It’s midsummer, and Fort Collins is awash in color, thanks to the numerous hanging baskets, pots and beds overflowing with foliage and blooms. What goes on behind the scenes to create and sustain this beauty?

Mother Nature gets a little help from the City of Fort Collins Parks Department. Mike Brunkhardt, Parks Department supervisor, said it takes a combination of regular staff and seasonal hires to handle the spring planting rush. They plant 40,000 annuals in five weeks, beginning in early May, prioritizing Old Town square in time for Colorado State University’s graduation.

Things don’t always go smoothly.

“We’ve had a few years with snow on Mother’s Day,” said Brunkhardt. “We plan for it. We’re ready to cover plants and even re-plant if necessary. We have to take that risk to finish downtown on schedule.”
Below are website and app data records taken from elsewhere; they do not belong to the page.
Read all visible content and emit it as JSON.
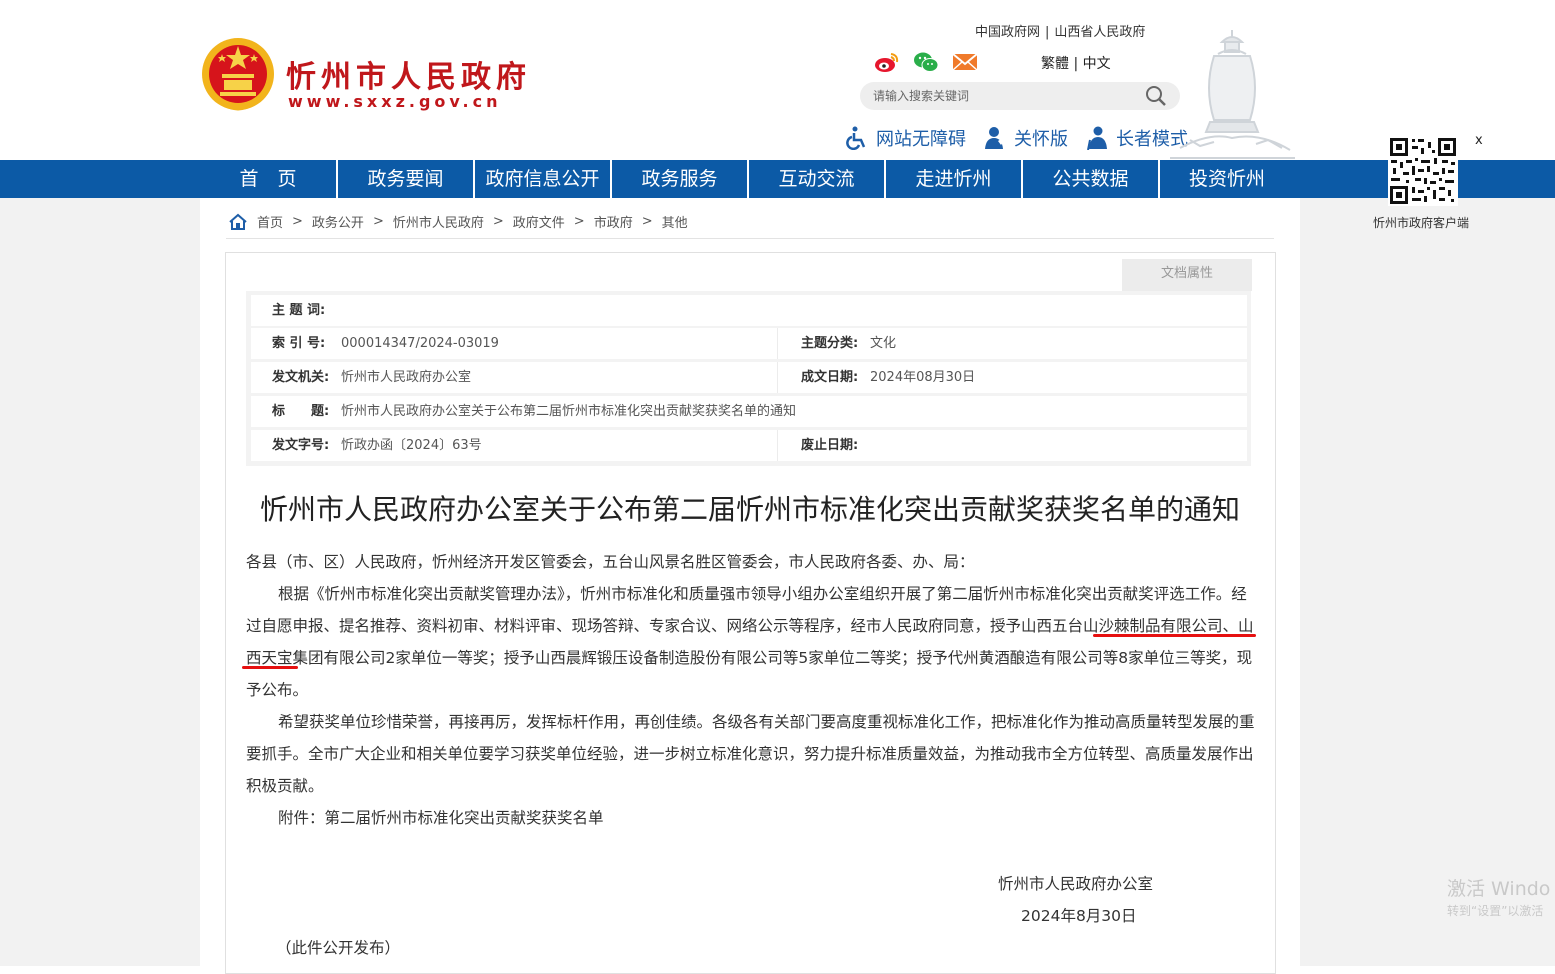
{
  "header": {
    "site_name": "忻州市人民政府",
    "site_url": "www.sxxz.gov.cn",
    "top_links": [
      "中国政府网",
      "山西省人民政府"
    ],
    "social_icons": [
      "weibo-icon",
      "wechat-icon",
      "email-icon"
    ],
    "lang": {
      "traditional": "繁體",
      "sep": "|",
      "simplified": "中文"
    },
    "search": {
      "placeholder": "请输入搜索关键词"
    },
    "modes": [
      "网站无障碍",
      "关怀版",
      "长者模式"
    ],
    "brand_color": "#c0171b"
  },
  "nav": {
    "items": [
      "首　页",
      "政务要闻",
      "政府信息公开",
      "政务服务",
      "互动交流",
      "走进忻州",
      "公共数据",
      "投资忻州"
    ],
    "bg_color": "#0c5aa6"
  },
  "qr": {
    "close": "x",
    "label": "忻州市政府客户端"
  },
  "breadcrumb": {
    "items": [
      "首页",
      "政务公开",
      "忻州市人民政府",
      "政府文件",
      "市政府",
      "其他"
    ],
    "sep": ">"
  },
  "attributes": {
    "tab_label": "文档属性",
    "subject_words": {
      "label": "主 题 词:",
      "value": ""
    },
    "index_no": {
      "label": "索 引 号:",
      "value": "000014347/2024-03019"
    },
    "category": {
      "label": "主题分类:",
      "value": "文化"
    },
    "issuer": {
      "label": "发文机关:",
      "value": "忻州市人民政府办公室"
    },
    "date": {
      "label": "成文日期:",
      "value": "2024年08月30日"
    },
    "title": {
      "label": "标　　题:",
      "value": "忻州市人民政府办公室关于公布第二届忻州市标准化突出贡献奖获奖名单的通知"
    },
    "doc_no": {
      "label": "发文字号:",
      "value": "忻政办函〔2024〕63号"
    },
    "expiry": {
      "label": "废止日期:",
      "value": ""
    }
  },
  "article": {
    "title": "忻州市人民政府办公室关于公布第二届忻州市标准化突出贡献奖获奖名单的通知",
    "salutation": "各县（市、区）人民政府，忻州经济开发区管委会，五台山风景名胜区管委会，市人民政府各委、办、局：",
    "para1": "根据《忻州市标准化突出贡献奖管理办法》，忻州市标准化和质量强市领导小组办公室组织开展了第二届忻州市标准化突出贡献奖评选工作。经过自愿申报、提名推荐、资料初审、材料评审、现场答辩、专家合议、网络公示等程序，经市人民政府同意，授予山西五台山沙棘制品有限公司、山西天宝集团有限公司2家单位一等奖；授予山西晨辉锻压设备制造股份有限公司等5家单位二等奖；授予代州黄酒酿造有限公司等8家单位三等奖，现予公布。",
    "para2": "希望获奖单位珍惜荣誉，再接再厉，发挥标杆作用，再创佳绩。各级各有关部门要高度重视标准化工作，把标准化作为推动高质量转型发展的重要抓手。全市广大企业和相关单位要学习获奖单位经验，进一步树立标准化意识，努力提升标准质量效益，为推动我市全方位转型、高质量发展作出积极贡献。",
    "attachment": "附件：第二届忻州市标准化突出贡献奖获奖名单",
    "signer": "忻州市人民政府办公室",
    "sign_date": "2024年8月30日",
    "note": "（此件公开发布）",
    "highlight_color": "#e61010"
  },
  "watermark": {
    "line1": "激活 Windo",
    "line2": "转到“设置”以激活"
  }
}
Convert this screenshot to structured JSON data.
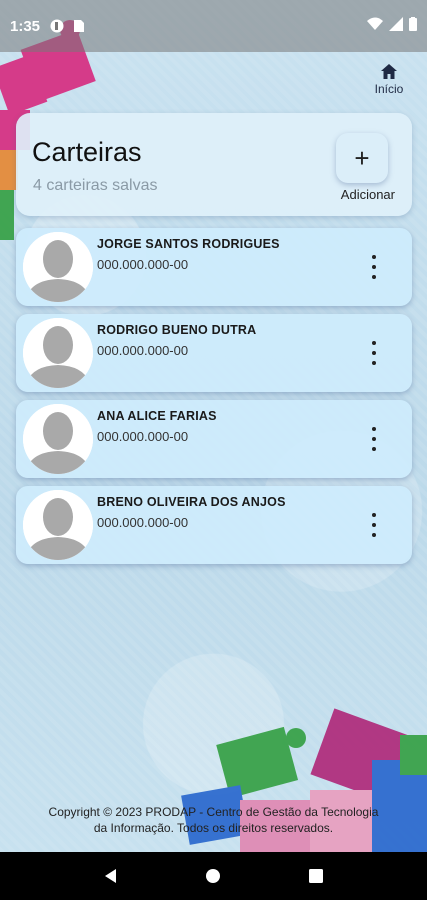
{
  "status_bar": {
    "time": "1:35"
  },
  "top_nav": {
    "home_label": "Início"
  },
  "header": {
    "title": "Carteiras",
    "subtitle": "4 carteiras salvas",
    "add_label": "Adicionar",
    "add_symbol": "+"
  },
  "wallets": [
    {
      "name": "JORGE SANTOS RODRIGUES",
      "document": "000.000.000-00"
    },
    {
      "name": "RODRIGO BUENO DUTRA",
      "document": "000.000.000-00"
    },
    {
      "name": "ANA ALICE FARIAS",
      "document": "000.000.000-00"
    },
    {
      "name": "BRENO OLIVEIRA DOS ANJOS",
      "document": "000.000.000-00"
    }
  ],
  "footer": {
    "line1": "Copyright © 2023  PRODAP - Centro de Gestão da Tecnologia",
    "line2": "da Informação. Todos os direitos reservados."
  },
  "colors": {
    "accent": "#1f2a44",
    "card": "#cdebfc",
    "puzzle_pink": "#d63384",
    "puzzle_green": "#3aa24a",
    "puzzle_blue": "#2f6ccf",
    "puzzle_purple": "#8e2b9c"
  },
  "icons": [
    "wifi-icon",
    "signal-icon",
    "battery-icon",
    "home-icon",
    "plus-icon",
    "more-vert-icon",
    "back-icon",
    "home-nav-icon",
    "recents-icon"
  ]
}
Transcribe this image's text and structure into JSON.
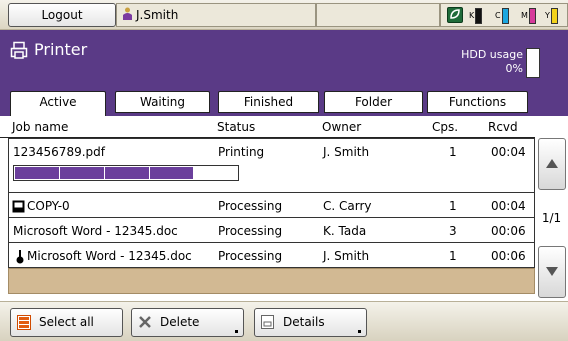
{
  "topbar": {
    "logout_label": "Logout",
    "user_name": "J.Smith",
    "toner": [
      {
        "label": "K",
        "color": "#111111"
      },
      {
        "label": "C",
        "color": "#1aa6e0"
      },
      {
        "label": "M",
        "color": "#d63a9a"
      },
      {
        "label": "Y",
        "color": "#f2d21b"
      }
    ]
  },
  "header": {
    "title": "Printer",
    "hdd_label": "HDD usage",
    "hdd_value": "0%"
  },
  "tabs": [
    {
      "label": "Active",
      "active": true
    },
    {
      "label": "Waiting",
      "active": false
    },
    {
      "label": "Finished",
      "active": false
    },
    {
      "label": "Folder",
      "active": false
    },
    {
      "label": "Functions",
      "active": false
    }
  ],
  "columns": {
    "job_name": "Job name",
    "status": "Status",
    "owner": "Owner",
    "cps": "Cps.",
    "rcvd": "Rcvd"
  },
  "jobs": [
    {
      "name": "123456789.pdf",
      "status": "Printing",
      "owner": "J. Smith",
      "cps": "1",
      "rcvd": "00:04",
      "icon": "none",
      "progress_fraction": 0.8
    },
    {
      "name": "COPY-0",
      "status": "Processing",
      "owner": "C. Carry",
      "cps": "1",
      "rcvd": "00:04",
      "icon": "copy-icon"
    },
    {
      "name": "Microsoft Word - 12345.doc",
      "status": "Processing",
      "owner": "K. Tada",
      "cps": "3",
      "rcvd": "00:06",
      "icon": "none"
    },
    {
      "name": "Microsoft Word - 12345.doc",
      "status": "Processing",
      "owner": "J. Smith",
      "cps": "1",
      "rcvd": "00:06",
      "icon": "priority-icon"
    }
  ],
  "pagination": "1/1",
  "bottom": {
    "select_all": "Select all",
    "delete": "Delete",
    "details": "Details"
  },
  "colors": {
    "header_bg": "#5a3a86",
    "progress_fill": "#6b3f9c",
    "empty_row_bg": "#d2b993"
  }
}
Whereas spring planting is calendar-driven, fall cleanup happens after the first killing frost—typically in September or October. The next day crews move quickly to clean beds and haul containers to the city’s winter storage yard, where they can then be cleaned out of public view.


Photo by Tim O’Hara/Visit Fort Collins


Photo by Visit Fort Collins


Ecology is always top-of-mind. Spring waste is minimized by the use of elle pots, eliminating the need for disposable plastic four-pack containers familiar to consumers. Even the delivery trays transporting elle pots are cleaned and re-used the following year. Fall waste is ground and composted by the city to nourish next spring’s beds and containers.


Left to right: Photo by Bob Willis/Visit Fort Collins, Laporte-based Plantorium supplies Fort Collins with seedlings that are ready to be planted in May (Photo by Milan Hanson). Photo by Milan Hanson


The task is actually a year-round effort. Starting in August, the downtown horticulture crew begins designing next summer’s displays, melding ideas from personal and professional travels along with lessons learned from past seasons. The plan must be finalized by December 1, giving Laporte-based Plantorium (the city’s current supplier) sufficient time to order, start and nurture seedlings and cuttings so they’re ready for planting.

Plantorium sources tiny live cuttings from as far away as Central America, South America and Africa. These cuttings are chilled for the two-day trip to Laporte, where they’re immediately placed in rooting mix in steamy propagation buildings. Plants from seed are likewise started many months in advance so that they’re blooming and ready for planting May 1.


Tips From The Pros

How does Fort Collins transform bare dirt to abundant flowers so quickly—and keep blooms coming all summer? Mike Brunkhardt from the Fort Collins Parks Department and Jim Roberts of Plantorium shared these tips.

Plant densely. Small plants in large containers (or beds) put energy into root development, not top growth; whereas root-bound plants put more energy into foliage and flowers. Dense planting makes beds and containers look immediately full, and encourages new leaves and blooms right away.

Fertilize generously. The city fertilizes weekly with a 20-20-20 formula that encourages continued leaf and flower production all season long.

Water regularly. Some downtown beds and containers are automatically irrigated, but some are still hand-watered. Staff starts at 6 a.m. (4 a.m. on Mondays) and finishes by 10 a.m. while downtown is cool, quiet and deserted. This also coordinates with other city crew schedules—especially street cleaning and sidewalk pressure-washing—to make Fort Collins look its best every morning.

Deadhead and prune. Many plants stop flowering and decline after setting seeds. To prevent this, staff “deadhead” as they water, snipping off spent flowers and trimming long stems to encourage branching that keeps plants bushy and full.

Select varieties judiciously. Whenever possible the city chooses “self-cleaning” varieties that naturally remain compact and continue flowering with little or no dead-heading or pruning.

Monitor plant health diligently. Fort Collins’ moderate, arid climate is ideal for horticulture, minimizing losses to diseases and pests. The city prefers mechanical pest control over chemical treatments.


Milan Hanson is a Fort Collins-based freelance writer. To comment on this article, send an email to